Here is part four of the “Seven Deadly Virtues” series.
William Huntington was a man with deliberateness enough to rival Dimitrov. Everything he did was meticulously thought out. While William did not share Dimitrov’s obsession with efficiency, he certainly understood the dangers of reckless action.
Once the group escaped the clutches of the minor demons, they encountered the first of two challenges laid by those that imprisoned Abaddon in the 13th century. A veil of water concealed the tunnel that lead deeper into the earth. A sign at the side, the letters impressed in the soft gold, informed the reader:
For the safety of all that is good in this world, this veil of water is impassable save to those of purest heart. If you seek to pass beyond, partake from the holy grail of the water from these falls. Search cautiously, and be sure of your choice, for should water from another vessel touch your lips, no cure on earth or in heaven will save you.
Turning back from the veil, Huntington saw before him a cavern easily large enough to hold the sistine chapel twice over, filled with cups, glasses, and chalices of every variety. A thousand years might pass before every vessel was tested – even if such a thing were possible. While the others despaired of ever advancing, William set his wit to the problem.
He paced round the space, observing all there was to see, and pondering, for he reasoned that the challenge must not be unsolvable. His discerning eye soon realized that there was intent in the chaos, and that the objects were organized by region of origin. With a much smaller area of focus – hundreds of possibilities instead of hundreds of thousands, Huntington encouraged the others to help him puzzle it out. Eventually they came down to two possibilities – both were simple cups, made of materials available at the time. They seemed identical save that one seemed well worn and the other barely touched.
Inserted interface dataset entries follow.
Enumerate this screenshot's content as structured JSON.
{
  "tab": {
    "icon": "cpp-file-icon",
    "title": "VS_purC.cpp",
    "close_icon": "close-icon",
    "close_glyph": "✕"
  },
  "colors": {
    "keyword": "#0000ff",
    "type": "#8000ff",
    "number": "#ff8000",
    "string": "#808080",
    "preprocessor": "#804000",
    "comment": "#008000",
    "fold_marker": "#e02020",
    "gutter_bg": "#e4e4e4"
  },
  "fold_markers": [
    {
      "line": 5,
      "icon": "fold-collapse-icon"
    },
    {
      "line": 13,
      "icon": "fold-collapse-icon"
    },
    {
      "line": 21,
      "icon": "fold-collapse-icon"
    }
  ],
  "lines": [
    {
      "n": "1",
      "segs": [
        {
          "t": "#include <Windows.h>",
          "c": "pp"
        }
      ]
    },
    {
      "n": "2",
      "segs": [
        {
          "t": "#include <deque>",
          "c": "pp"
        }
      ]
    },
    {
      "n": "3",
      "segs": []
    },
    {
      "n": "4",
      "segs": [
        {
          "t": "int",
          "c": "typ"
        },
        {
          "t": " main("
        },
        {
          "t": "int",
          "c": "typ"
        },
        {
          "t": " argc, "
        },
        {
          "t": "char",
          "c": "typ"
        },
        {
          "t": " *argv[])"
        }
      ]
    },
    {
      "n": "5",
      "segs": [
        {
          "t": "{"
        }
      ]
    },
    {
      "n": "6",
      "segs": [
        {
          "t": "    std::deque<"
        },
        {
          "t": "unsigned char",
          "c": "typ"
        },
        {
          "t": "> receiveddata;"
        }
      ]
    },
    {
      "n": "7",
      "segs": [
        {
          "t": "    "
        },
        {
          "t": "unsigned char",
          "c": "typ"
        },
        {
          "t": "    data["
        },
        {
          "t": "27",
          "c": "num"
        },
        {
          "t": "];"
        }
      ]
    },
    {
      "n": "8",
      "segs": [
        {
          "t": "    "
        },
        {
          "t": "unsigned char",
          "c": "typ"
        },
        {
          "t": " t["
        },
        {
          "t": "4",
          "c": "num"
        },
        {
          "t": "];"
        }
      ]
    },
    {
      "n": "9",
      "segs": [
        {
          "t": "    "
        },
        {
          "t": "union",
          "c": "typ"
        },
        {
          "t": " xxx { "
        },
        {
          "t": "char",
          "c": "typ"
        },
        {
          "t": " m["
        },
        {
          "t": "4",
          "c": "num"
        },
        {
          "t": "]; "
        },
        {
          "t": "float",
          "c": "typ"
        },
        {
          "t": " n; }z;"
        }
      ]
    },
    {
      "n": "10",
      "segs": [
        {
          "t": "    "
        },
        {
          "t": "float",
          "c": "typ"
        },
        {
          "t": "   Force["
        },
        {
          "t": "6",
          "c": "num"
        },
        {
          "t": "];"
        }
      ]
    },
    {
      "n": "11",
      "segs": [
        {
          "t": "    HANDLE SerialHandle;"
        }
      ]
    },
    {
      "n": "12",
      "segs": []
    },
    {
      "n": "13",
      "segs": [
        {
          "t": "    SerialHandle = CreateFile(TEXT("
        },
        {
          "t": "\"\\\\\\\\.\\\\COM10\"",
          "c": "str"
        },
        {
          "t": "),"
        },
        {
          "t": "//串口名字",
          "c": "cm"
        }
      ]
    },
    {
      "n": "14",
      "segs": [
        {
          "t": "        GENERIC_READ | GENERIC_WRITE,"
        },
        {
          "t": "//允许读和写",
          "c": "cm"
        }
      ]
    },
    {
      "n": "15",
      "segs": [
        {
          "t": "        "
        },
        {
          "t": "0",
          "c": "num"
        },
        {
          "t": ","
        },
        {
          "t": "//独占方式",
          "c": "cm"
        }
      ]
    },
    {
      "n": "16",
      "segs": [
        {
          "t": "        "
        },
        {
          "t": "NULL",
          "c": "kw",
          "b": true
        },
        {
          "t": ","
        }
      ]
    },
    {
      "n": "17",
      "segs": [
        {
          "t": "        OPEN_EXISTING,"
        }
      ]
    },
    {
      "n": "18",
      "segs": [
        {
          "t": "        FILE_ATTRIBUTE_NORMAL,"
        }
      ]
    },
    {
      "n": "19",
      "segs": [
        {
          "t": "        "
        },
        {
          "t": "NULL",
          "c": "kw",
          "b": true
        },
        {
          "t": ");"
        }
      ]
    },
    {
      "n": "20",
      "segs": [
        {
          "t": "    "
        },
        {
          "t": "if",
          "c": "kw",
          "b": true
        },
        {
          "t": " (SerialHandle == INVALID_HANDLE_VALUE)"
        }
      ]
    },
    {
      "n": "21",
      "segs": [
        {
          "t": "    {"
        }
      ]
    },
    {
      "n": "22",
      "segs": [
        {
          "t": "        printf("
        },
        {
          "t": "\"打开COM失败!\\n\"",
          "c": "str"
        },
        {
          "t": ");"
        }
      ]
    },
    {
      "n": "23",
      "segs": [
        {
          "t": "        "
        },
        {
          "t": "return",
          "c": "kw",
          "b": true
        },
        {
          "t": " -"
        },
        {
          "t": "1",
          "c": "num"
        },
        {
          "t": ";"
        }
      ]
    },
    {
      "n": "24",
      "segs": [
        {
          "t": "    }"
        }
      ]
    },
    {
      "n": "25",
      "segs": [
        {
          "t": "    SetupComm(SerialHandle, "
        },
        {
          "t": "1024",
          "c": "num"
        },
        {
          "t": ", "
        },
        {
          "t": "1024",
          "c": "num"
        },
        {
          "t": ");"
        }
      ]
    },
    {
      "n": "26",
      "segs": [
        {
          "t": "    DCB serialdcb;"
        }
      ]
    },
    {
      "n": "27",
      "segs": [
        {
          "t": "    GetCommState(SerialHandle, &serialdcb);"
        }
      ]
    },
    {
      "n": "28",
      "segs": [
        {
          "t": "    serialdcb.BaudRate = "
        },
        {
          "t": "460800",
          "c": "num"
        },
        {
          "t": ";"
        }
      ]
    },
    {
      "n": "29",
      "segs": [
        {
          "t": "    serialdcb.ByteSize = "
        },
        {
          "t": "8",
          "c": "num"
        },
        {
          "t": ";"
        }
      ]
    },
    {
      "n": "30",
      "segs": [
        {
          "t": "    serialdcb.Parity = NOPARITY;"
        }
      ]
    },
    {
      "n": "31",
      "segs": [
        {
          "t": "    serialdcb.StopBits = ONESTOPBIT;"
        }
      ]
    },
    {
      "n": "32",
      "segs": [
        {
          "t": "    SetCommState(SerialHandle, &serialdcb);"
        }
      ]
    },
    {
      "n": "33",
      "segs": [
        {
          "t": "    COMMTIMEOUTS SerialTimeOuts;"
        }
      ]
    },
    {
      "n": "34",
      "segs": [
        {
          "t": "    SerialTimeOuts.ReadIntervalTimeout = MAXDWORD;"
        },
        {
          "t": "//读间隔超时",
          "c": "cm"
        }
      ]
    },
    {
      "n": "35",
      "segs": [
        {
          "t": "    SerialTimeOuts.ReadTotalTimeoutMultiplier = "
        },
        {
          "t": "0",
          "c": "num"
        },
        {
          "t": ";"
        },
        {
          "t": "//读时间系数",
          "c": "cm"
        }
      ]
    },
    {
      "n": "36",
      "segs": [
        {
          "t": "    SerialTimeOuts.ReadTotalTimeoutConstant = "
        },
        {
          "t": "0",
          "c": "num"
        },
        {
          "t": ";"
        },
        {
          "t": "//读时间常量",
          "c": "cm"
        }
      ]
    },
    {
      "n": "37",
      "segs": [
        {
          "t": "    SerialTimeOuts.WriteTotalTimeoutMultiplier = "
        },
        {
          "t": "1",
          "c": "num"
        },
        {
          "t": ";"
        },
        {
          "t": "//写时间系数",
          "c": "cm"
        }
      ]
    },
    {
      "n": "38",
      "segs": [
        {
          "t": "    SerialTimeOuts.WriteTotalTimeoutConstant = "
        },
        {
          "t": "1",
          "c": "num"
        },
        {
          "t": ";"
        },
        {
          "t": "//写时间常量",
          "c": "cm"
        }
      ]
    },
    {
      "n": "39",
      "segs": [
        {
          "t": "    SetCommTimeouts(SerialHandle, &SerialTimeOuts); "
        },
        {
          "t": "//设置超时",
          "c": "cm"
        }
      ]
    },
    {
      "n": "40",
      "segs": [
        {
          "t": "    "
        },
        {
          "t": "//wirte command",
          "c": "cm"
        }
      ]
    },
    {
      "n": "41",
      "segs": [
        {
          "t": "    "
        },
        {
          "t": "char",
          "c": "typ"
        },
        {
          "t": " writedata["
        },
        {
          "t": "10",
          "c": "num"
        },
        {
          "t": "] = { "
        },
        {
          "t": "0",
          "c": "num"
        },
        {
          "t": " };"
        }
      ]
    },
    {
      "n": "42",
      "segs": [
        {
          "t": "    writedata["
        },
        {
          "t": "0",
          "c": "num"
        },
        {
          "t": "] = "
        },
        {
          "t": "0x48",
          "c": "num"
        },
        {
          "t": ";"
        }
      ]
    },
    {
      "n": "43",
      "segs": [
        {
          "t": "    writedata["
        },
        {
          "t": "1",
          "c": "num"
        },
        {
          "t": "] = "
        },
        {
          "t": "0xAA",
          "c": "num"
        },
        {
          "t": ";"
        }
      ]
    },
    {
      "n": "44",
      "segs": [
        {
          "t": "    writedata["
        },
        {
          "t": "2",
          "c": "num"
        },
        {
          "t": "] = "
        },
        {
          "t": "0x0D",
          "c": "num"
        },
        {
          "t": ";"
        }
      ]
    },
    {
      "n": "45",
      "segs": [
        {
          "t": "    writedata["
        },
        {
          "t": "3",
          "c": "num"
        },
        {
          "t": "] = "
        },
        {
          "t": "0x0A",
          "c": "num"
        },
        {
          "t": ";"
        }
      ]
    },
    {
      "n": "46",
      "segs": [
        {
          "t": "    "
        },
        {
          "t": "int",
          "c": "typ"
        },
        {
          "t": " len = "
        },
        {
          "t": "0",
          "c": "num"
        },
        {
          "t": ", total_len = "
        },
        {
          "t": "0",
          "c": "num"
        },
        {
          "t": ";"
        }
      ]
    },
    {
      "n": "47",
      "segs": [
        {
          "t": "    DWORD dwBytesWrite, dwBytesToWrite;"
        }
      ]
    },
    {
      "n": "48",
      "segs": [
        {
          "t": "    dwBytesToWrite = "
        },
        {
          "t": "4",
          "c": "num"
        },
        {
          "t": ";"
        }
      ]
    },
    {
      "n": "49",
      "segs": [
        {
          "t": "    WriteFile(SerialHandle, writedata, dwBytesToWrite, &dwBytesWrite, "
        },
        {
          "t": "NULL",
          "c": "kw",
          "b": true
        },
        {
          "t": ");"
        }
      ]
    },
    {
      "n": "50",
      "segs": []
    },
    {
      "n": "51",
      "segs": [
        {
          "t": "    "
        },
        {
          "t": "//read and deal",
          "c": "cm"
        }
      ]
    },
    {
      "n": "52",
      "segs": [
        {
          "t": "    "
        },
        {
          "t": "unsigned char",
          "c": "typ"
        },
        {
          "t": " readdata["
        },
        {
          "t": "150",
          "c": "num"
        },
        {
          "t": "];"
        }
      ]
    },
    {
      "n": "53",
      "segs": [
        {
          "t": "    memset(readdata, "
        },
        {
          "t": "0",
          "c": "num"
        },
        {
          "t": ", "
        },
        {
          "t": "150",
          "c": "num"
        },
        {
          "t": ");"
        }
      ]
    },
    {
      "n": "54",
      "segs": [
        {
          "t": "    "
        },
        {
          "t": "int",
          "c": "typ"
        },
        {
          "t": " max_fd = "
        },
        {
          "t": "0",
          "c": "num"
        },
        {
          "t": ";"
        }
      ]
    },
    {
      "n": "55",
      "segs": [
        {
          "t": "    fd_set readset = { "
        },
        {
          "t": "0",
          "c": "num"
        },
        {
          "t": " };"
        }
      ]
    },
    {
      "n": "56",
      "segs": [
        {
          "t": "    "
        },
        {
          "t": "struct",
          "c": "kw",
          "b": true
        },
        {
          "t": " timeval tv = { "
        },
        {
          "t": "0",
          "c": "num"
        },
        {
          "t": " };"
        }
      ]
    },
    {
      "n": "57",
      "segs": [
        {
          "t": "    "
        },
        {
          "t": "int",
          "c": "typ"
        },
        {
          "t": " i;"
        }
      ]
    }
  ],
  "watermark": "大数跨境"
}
It was Huntington who voiced what all were thinking. With no way to pick between them, someone was going to have to risk it. And Huntington was the one to do it. Before the others could talk him out of it, he grabbed the more humble of the two, and thrust his hand under the waterfall. He brought the liquid to his lips and drank. A heartbeat of time passed, then two. Huntington handed the cup to Dimitrov with a bow, and stepped through the veil.
After their goal was achieved, and the final losses counted, Huntington moved away to Napa, and started a winery. He held the holy grail nearly as dear as the necklace bestowed upon him by Abaddon.
It didn’t take long for the Huntingtons to get into politics. Two different family members have served as governor of California, and several more have served in the US Senate. Many more have become lawyers. While the family is not as rich as the Tettemers or the Chalbergs, they certainly want for nothing, including their own, world renowned, wine label. In the last decade or so, the Huntingtons, like so many other political families, have had their share of scandals and accusations of nepotism.